Noah had three sons born to him, Shem, Ham, and Japheth, before God sent a flood to destroy the world (Genesis 5:32). Whenever the names of Noah’s three sons are recorded, Shem is always mentioned first (e.g., Genesis 9:18; 10:2, 21), even though Shem was the second-born (the Bible often lists people according to prominence rather than age). Japheth was the oldest (Genesis 10:21), and Ham was the youngest (Genesis 9:24).
Japheth was born when Noah was 500 years old, and the flood came 100 years later (Genesis 7:6–7). Since Shem was 100 two years after the flood (Genesis 11:10), he must have been born when Noah was 502 years old. There is no record of when Ham was born other than the fact that he was born sometime after Shem (Genesis 9:24).
“Shem was the ancestor of all the sons of Eber” (Genesis 10:21), and this is important because the word Eber is the origin of the Hebrew word for “Hebrew.” The word Shem means “name,” which implies that Noah expected this son’s name to become great. He was right—the modern words Semitic and Semite are derived from Shem’s name. The Bible records that Shem had five sons: Elam, Ashur, Arphaxad, Lud, and Aram (Genesis 10:22). Shem lived to be 600 years of age (Genesis 11:10–11) and became the ancestor of the Semitic peoples (Genesis 10:1, 21–31). Abraham, a descendant of Shem, is the first person in the Bible who is referred to as a “Hebrew” (Genesis 14:13).

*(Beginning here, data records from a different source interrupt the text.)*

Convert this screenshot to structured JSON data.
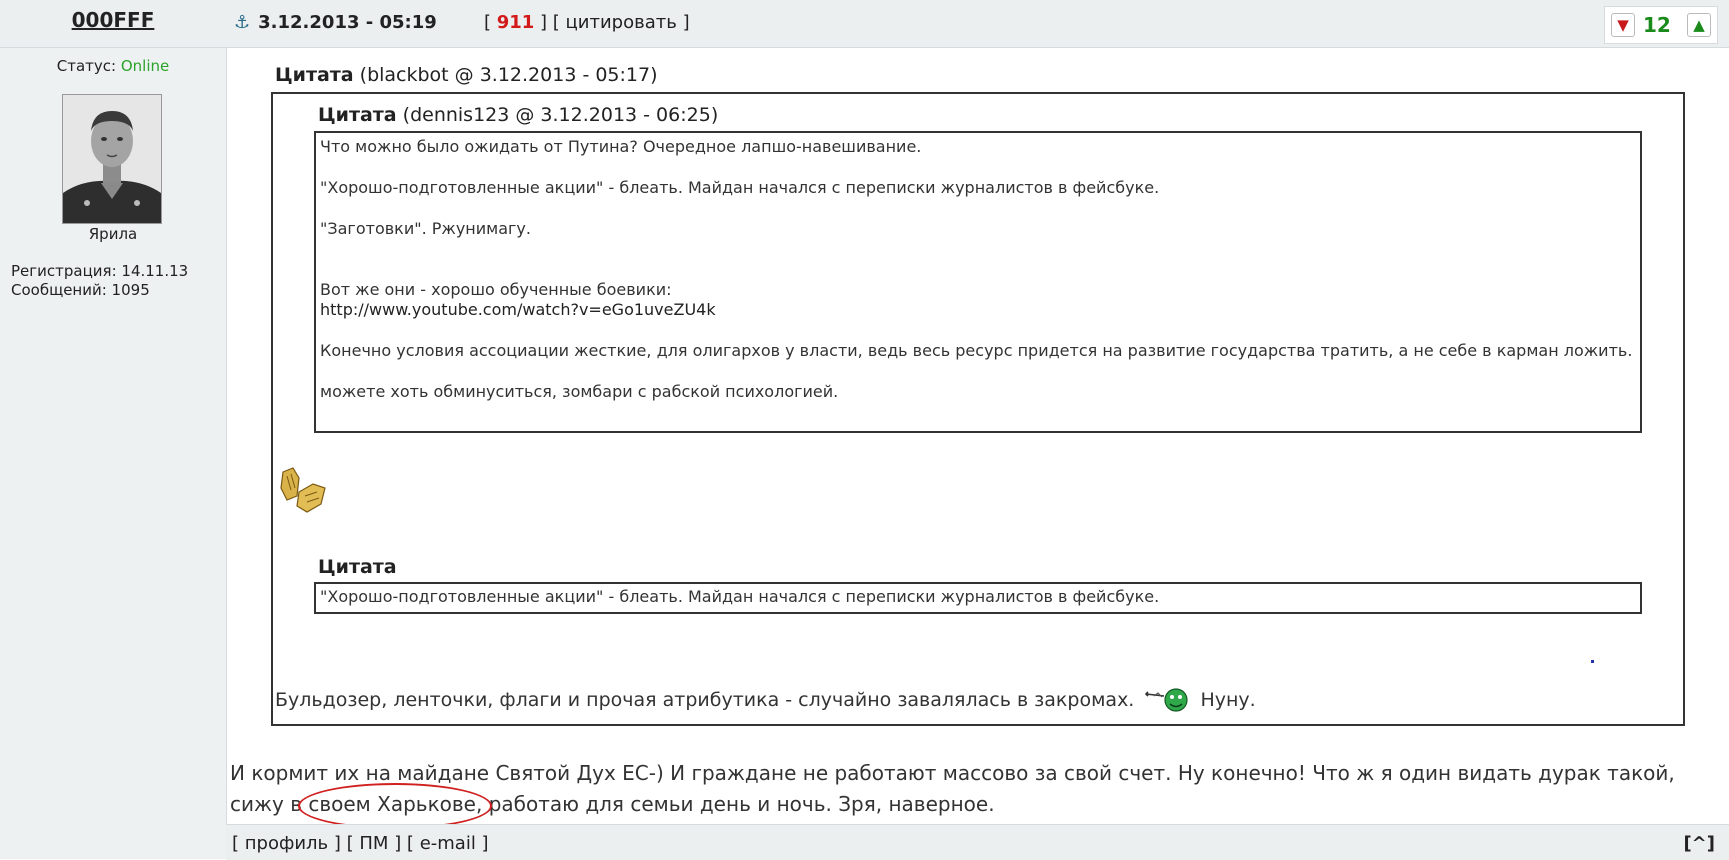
{
  "post": {
    "username": "000FFF",
    "datetime": "3.12.2013 - 05:19",
    "post_number": "911",
    "quote_label": "цитировать",
    "rating": "12"
  },
  "user": {
    "status_label": "Статус:",
    "status_value": "Online",
    "title": "Ярила",
    "registration": "Регистрация: 14.11.13",
    "messages": "Сообщений: 1095"
  },
  "quote1": {
    "title": "Цитата",
    "meta": "(blackbot @ 3.12.2013 - 05:17)",
    "after_text": "Бульдозер, ленточки, флаги и прочая атрибутика - случайно завалялась в закромах.",
    "after_text2": "Нуну."
  },
  "quote2": {
    "title": "Цитата",
    "meta": "(dennis123 @ 3.12.2013 - 06:25)",
    "p1": "Что можно было ожидать от Путина? Очередное лапшо-навешивание.",
    "p2": "\"Хорошо-подготовленные акции\" - блеать. Майдан начался с переписки журналистов в фейсбуке.",
    "p3": "\"Заготовки\". Ржунимагу.",
    "p4": "Вот же они - хорошо обученные боевики:",
    "link": "http://www.youtube.com/watch?v=eGo1uveZU4k",
    "p5": "Конечно условия ассоциации жесткие, для олигархов у власти, ведь весь ресурс придется на развитие государства тратить, а не себе в карман ложить.",
    "p6": "можете хоть обминуситься, зомбари с рабской психологией."
  },
  "quote3": {
    "title": "Цитата",
    "text": "\"Хорошо-подготовленные акции\" - блеать. Майдан начался с переписки журналистов в фейсбуке."
  },
  "main": {
    "text_before": "И кормит их на майдане Святой Дух ЕС-) И граждане не работают массово за свой счет. Ну конечно! Что ж я один видать дурак такой, сижу в ",
    "highlight": "своем Харькове,",
    "text_after": " работаю для семьи день и ночь. Зря, наверное."
  },
  "footer": {
    "profile": "профиль",
    "pm": "ПМ",
    "email": "e-mail",
    "top": "[^]"
  },
  "colors": {
    "online": "#2aa32a",
    "post_number": "#d21a1a",
    "rating": "#1a8a1a",
    "circle": "#d02020"
  }
}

Noah blessed Shem above his brothers (Genesis 9:26–27), and it was through Shem that the promised seed destined to crush Satan came (Genesis 3:15). That seed is traced back to Adam’s son Seth (Genesis 5:1–32), through Shem, and on to Abraham, Judah, and David, leading all the way to Christ (Luke 3:36).

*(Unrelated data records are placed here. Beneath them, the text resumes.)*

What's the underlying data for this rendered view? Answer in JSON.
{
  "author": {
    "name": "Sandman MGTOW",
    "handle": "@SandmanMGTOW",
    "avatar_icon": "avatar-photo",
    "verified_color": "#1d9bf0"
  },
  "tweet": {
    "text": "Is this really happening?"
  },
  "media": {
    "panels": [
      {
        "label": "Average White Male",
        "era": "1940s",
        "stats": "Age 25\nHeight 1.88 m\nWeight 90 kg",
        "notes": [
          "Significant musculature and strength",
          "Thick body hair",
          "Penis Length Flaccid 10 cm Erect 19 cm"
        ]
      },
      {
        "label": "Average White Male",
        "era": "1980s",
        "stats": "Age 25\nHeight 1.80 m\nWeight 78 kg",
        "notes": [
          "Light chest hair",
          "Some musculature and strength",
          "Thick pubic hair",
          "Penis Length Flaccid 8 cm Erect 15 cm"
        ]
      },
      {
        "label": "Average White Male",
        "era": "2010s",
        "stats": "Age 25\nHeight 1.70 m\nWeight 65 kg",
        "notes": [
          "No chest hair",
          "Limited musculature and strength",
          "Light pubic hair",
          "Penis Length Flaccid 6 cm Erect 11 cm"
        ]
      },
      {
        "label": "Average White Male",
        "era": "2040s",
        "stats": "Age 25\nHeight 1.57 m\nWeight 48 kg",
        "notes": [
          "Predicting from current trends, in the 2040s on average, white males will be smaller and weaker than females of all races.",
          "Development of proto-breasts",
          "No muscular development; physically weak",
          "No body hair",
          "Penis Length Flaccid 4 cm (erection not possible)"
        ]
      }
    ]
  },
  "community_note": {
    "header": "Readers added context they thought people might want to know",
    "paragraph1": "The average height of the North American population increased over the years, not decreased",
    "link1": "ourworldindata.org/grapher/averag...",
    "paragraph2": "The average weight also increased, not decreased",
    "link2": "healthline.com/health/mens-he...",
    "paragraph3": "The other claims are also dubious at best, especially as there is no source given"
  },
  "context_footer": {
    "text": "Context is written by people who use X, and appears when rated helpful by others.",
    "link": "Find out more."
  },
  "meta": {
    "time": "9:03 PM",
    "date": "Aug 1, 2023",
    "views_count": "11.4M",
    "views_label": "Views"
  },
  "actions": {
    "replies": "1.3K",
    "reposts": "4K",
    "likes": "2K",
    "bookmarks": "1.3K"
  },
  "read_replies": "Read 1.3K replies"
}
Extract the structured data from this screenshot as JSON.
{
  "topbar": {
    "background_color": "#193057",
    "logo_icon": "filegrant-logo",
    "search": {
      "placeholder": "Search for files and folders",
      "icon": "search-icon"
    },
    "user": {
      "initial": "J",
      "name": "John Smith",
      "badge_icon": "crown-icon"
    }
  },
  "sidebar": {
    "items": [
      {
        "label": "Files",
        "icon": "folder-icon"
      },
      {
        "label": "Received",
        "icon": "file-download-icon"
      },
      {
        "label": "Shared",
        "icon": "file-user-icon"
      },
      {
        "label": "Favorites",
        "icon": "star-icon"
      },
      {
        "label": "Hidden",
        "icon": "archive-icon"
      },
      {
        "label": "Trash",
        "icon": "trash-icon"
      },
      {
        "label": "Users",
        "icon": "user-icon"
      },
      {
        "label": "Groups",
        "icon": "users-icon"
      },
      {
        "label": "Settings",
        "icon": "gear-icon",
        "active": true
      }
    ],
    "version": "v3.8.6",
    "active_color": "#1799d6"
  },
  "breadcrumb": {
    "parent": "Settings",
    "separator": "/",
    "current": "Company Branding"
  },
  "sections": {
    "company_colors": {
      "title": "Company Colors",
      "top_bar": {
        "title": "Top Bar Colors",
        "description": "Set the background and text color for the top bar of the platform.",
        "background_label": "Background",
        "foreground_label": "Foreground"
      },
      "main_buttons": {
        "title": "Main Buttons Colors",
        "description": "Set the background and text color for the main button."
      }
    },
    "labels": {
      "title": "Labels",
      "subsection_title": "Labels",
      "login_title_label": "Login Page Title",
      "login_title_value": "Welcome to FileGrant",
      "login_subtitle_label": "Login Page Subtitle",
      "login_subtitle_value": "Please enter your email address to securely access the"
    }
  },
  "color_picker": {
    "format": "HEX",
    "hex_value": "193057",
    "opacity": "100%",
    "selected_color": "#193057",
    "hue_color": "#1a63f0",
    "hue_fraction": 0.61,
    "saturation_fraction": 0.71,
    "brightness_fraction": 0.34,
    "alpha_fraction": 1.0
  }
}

Shem’s son Elam was the father of the Elamites, who later settled east of Mesopotamia. Shem’s son Ashur, whose name is related to the word Assyria, is most likely is the father of those who settled the ancient region of Assyria (Genesis 2:14). Arphaxad is thought by many scholars to be a compound form of the Hebrew word for “Chaldea,” which was a region in southern Mesopotamia (Genesis 11:10–13). It was through Arphaxad that Eber came. Scholars believe that the descendants of Shem’s son Lud became known as the Lydians of Asia Minor. And Aram is identified by Bible scholars with the area northeast of the Promised Land, known today as Syria (cf. 2 Kings 16:6). The sons of Aram are listed in Genesis 10:23. Of Aram’s sons, Uz is later referred to in the book of Job (Job 1:1).

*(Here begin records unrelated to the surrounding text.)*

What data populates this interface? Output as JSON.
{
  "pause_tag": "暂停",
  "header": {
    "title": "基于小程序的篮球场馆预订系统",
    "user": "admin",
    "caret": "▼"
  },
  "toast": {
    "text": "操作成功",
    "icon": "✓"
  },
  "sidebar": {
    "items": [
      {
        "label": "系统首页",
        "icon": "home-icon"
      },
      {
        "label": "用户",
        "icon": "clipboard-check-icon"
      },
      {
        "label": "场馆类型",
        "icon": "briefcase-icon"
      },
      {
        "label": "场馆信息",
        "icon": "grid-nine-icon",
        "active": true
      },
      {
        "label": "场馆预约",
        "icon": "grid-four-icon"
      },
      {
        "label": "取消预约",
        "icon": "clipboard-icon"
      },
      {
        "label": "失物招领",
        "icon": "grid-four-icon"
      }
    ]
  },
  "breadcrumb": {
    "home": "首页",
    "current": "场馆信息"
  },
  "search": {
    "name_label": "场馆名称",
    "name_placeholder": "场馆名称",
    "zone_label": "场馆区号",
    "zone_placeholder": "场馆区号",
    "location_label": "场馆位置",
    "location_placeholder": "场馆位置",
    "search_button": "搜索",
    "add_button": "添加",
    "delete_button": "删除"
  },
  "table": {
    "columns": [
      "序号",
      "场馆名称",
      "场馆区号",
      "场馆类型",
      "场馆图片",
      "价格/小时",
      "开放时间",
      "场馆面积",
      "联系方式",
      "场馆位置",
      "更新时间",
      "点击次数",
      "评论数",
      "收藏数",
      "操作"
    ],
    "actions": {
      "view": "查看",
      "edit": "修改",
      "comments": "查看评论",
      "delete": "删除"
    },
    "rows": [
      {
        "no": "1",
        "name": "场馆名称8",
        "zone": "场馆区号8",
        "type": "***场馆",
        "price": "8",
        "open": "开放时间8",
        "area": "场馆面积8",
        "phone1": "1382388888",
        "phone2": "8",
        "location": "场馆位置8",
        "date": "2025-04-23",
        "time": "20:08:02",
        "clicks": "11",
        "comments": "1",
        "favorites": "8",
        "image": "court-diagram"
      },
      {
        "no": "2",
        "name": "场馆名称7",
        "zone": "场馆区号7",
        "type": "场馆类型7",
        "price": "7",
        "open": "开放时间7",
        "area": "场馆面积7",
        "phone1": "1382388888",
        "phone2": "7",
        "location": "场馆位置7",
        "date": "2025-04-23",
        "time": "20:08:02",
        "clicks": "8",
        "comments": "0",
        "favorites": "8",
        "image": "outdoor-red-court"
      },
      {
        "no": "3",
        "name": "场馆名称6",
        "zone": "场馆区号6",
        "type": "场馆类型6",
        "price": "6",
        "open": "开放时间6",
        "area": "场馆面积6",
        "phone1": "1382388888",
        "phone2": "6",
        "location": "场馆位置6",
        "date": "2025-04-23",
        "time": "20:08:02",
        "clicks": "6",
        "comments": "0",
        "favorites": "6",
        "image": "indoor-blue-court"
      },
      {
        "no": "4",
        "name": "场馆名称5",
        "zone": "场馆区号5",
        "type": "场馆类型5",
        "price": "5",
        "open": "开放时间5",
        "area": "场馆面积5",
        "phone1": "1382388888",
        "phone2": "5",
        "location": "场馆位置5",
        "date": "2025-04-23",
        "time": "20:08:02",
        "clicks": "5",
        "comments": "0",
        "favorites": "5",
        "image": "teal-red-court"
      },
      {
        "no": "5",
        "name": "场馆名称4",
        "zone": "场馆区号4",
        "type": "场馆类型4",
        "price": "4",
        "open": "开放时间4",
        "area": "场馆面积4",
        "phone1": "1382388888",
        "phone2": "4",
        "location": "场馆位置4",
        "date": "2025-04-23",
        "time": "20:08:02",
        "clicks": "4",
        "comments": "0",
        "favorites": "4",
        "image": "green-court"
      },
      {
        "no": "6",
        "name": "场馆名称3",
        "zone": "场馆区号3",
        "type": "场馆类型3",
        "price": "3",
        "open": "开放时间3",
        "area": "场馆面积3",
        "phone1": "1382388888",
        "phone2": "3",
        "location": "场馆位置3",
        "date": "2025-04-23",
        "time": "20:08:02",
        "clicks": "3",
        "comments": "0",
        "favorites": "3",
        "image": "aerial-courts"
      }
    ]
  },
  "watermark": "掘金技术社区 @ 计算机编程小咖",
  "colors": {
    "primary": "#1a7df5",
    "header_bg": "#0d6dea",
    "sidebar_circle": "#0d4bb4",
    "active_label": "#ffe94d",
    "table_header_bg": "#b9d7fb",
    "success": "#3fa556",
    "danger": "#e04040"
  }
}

Noah’s firstborn son, Japheth, is listed as the father of Gomer, Magog, Madai, Javan, Tubal, Meshech, and Tiras (Genesis 10:2). Their descendants became the people who lived to the north and west of Israel and, after Babel, spoke what today are classified as Indo-European languages.
In blessing his son Japheth, Noah said, “May God extend Japheth’s territory; / may Japheth live in the tents of Shem, / and may Canaan be the slave of Japheth” (Genesis 9:27). There are two schools of thought regarding what this prophecy about Japheth means.
Some scholars are of the opinion that the enlargement of Japheth’s territory refers to a great numerical increase of his descendants. The comment “may Japheth live in the tents of Shem” means that Japheth will share in the blessings of Shem. According to this view, there was to be a time when God worked primarily with Shem (the people of Israel), but later Japheth would be brought into connection with the faith of Israel to share Israel’s blessings. A similar prophecy is evident in the Abrahamic Covenant, when God promises to bless all nations through Abraham’s seed (Genesis 12:3). The fulfillment is found in Christ and in the gospel coming to the Gentiles at the inception of the church (Acts 15:7; Romans 15:16; Galatians 2:2). Other scholars are of the opinion that the extension of Japheth’s territory refers to territorial enlargement, and living “in the tents of Shem” is the conquest of the Semites’ territory by Japhethites. According to this view, the fulfillment was the Greek and Roman conquests of Israel.
Ham, the youngest of Noah’s three sons, had four sons: Cush, Mizraim (Hebrew for “Egypt”), Put, and Canaan (Genesis 10:6; 1 Chronicles 1:8). Egypt was later called the “land of Ham” (Psalm 78:51; 105:23; 106:22). The Hamitic peoples are shown in Genesis 10:6–20 as becoming a godless and worldly power. It was the land of Israel that was assigned to Ham’s son, Canaan, and for centuries it was under the control of the Egyptians. Ham is the father of the Arabians, Canaanites, and Africans, including the Egyptians. Due to Ham’s sin against his father (Genesis 9:20–25), Noah cursed Canaan, saying Canaan would be a servant to Shem (Genesis 9:26). This was fulfilled centuries later when the Israelites entered the land of Canaan and subdued the inhabitants of that land (1 Kings 9:20–21).